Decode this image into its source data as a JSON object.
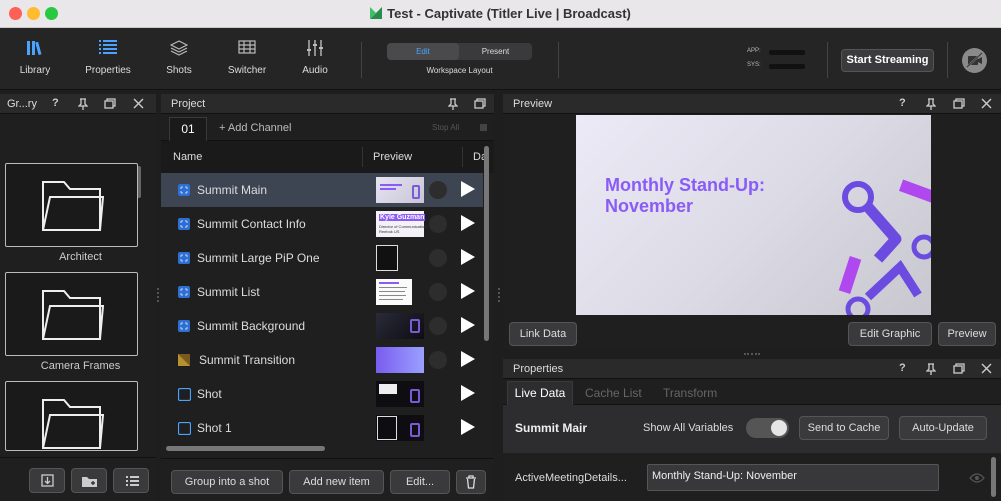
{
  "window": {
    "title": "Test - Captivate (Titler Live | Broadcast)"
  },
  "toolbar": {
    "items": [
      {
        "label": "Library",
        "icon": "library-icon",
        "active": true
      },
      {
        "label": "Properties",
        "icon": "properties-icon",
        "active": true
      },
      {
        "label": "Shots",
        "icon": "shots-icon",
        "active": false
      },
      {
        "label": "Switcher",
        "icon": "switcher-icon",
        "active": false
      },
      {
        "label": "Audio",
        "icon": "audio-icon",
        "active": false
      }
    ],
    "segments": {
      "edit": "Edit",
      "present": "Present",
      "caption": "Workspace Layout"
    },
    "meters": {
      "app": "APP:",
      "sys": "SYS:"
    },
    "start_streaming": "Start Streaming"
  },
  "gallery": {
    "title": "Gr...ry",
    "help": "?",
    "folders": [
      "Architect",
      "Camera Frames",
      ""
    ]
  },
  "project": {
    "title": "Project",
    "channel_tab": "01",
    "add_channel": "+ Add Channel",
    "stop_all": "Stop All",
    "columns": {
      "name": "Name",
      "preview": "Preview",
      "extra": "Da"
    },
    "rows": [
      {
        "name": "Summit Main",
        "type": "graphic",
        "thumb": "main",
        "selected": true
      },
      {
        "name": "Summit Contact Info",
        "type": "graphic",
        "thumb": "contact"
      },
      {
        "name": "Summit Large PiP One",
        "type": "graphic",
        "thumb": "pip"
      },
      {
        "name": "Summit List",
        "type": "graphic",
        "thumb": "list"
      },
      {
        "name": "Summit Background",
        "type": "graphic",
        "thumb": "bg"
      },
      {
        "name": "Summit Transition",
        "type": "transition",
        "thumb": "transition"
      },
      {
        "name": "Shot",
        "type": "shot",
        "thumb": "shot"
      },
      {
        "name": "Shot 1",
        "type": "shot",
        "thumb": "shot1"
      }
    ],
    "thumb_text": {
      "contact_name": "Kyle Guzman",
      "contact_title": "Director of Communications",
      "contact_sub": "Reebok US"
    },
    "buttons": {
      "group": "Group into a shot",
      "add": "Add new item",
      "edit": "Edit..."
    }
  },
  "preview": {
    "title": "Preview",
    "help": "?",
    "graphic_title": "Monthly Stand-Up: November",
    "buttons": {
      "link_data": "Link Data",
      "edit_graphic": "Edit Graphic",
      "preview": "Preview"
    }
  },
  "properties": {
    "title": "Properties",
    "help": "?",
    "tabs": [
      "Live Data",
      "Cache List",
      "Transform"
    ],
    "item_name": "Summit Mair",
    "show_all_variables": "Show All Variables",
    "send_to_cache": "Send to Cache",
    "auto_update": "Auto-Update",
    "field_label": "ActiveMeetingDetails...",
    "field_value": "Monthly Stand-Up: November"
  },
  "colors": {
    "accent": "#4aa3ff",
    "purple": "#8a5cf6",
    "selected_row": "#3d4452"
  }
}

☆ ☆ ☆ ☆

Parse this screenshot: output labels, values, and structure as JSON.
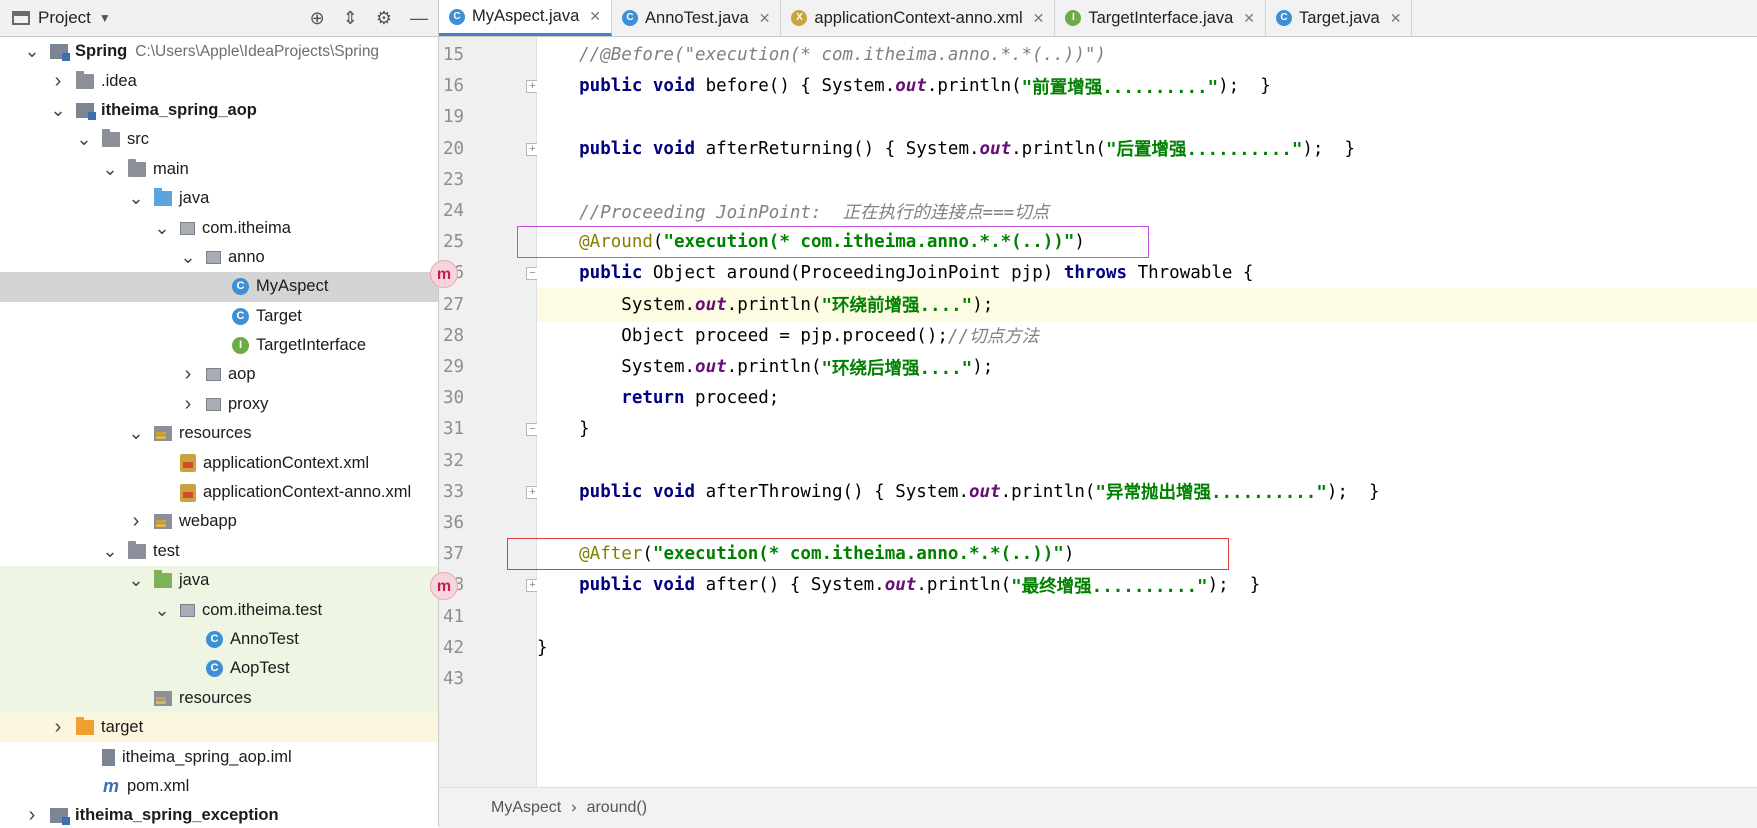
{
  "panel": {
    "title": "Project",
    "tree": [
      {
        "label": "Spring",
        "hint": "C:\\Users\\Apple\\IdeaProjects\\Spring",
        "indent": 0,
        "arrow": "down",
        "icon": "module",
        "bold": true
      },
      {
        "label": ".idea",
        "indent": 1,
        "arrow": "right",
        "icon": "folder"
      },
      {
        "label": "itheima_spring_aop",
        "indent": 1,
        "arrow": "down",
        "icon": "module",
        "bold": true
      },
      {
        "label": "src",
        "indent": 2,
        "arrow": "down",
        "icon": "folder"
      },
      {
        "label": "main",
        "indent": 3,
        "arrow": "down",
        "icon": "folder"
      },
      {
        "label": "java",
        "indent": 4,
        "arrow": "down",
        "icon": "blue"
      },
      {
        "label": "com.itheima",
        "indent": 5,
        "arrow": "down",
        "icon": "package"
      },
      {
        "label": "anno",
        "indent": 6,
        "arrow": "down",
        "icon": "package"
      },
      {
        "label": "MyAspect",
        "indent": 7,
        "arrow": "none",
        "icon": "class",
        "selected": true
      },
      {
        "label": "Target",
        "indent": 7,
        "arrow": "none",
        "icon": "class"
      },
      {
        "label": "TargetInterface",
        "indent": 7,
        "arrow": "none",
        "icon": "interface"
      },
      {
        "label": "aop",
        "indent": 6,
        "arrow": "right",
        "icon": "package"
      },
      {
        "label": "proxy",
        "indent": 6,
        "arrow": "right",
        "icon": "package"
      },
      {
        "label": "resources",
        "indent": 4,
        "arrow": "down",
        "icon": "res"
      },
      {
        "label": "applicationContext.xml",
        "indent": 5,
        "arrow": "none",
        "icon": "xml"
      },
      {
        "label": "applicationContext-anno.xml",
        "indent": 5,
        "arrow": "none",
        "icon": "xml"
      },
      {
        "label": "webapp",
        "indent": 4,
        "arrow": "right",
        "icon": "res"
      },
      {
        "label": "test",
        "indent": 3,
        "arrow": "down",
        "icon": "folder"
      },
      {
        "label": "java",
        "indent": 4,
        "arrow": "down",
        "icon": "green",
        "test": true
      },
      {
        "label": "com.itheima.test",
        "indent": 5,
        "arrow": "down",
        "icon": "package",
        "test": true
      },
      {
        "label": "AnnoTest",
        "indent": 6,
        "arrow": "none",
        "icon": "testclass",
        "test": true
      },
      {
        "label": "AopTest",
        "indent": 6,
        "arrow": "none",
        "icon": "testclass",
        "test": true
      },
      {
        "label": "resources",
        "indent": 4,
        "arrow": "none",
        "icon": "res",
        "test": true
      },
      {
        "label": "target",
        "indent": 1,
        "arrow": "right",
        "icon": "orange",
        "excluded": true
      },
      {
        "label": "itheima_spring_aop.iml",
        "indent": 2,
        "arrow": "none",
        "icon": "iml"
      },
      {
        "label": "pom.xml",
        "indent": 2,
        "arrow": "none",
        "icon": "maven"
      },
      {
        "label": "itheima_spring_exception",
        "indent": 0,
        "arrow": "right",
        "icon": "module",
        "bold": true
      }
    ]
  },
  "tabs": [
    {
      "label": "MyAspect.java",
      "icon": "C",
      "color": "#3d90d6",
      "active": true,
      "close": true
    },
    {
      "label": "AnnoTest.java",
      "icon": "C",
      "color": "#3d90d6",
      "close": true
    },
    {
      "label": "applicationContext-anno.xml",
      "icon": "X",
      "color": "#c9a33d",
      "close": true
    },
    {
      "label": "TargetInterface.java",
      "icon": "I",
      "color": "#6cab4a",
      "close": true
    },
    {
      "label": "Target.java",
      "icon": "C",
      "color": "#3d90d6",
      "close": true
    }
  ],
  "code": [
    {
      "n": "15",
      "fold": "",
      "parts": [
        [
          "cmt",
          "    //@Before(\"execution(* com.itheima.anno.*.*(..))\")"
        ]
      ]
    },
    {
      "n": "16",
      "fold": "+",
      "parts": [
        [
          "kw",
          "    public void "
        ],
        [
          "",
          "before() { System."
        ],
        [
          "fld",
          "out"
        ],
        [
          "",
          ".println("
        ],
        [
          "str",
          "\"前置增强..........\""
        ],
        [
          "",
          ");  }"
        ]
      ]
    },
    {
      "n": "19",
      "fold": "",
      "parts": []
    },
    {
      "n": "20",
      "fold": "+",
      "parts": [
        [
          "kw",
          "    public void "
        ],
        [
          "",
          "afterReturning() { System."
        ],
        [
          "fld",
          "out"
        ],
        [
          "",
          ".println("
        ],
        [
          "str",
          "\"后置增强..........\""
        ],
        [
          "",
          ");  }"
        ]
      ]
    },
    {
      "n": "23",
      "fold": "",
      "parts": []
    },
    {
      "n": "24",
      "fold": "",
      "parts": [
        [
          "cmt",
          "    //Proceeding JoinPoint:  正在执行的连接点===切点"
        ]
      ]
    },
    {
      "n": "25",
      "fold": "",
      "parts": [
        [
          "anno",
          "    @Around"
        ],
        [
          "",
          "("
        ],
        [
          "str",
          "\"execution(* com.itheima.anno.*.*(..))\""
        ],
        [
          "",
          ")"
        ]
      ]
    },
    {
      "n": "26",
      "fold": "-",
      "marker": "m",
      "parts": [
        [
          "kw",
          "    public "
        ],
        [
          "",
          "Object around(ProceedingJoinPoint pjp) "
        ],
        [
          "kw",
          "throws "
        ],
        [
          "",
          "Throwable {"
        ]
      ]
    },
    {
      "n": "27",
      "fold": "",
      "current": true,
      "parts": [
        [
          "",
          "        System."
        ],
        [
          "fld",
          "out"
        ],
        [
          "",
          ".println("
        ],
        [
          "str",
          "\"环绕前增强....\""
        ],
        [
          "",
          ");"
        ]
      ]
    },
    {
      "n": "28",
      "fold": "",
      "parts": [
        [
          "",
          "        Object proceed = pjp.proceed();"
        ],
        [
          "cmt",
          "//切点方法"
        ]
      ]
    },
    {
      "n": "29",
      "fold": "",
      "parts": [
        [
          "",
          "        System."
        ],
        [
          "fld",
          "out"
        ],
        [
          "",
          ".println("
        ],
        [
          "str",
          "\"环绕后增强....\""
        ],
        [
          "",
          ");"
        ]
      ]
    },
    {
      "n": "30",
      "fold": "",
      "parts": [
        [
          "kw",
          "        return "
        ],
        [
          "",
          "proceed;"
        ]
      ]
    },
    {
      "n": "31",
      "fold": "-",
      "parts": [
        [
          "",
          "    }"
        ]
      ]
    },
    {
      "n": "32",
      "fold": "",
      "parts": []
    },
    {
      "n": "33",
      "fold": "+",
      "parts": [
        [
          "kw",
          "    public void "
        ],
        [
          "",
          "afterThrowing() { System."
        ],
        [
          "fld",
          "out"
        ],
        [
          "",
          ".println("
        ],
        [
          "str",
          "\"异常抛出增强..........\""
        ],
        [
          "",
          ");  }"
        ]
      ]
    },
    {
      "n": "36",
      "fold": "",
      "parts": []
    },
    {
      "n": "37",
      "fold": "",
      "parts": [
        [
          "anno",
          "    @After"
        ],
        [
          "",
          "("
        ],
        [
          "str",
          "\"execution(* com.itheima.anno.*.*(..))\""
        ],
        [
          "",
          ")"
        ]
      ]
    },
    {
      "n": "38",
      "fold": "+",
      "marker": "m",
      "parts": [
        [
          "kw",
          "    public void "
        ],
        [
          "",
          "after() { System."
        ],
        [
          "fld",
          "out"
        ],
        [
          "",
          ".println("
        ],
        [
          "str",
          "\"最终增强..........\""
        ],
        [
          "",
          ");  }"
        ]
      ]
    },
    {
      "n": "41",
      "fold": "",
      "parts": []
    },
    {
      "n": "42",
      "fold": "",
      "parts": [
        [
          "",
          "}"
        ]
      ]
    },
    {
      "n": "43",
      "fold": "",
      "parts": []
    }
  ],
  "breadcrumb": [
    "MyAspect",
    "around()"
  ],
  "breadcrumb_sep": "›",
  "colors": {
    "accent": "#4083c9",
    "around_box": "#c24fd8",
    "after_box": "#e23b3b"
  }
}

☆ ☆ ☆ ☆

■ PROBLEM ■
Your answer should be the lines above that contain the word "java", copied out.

■ ANSWER TO THIS EXERCISE ■
        "label": "java",
        "label": "java",
      "label": "MyAspect.java",
      "label": "AnnoTest.java",
      "label": "TargetInterface.java",
      "label": "Target.java",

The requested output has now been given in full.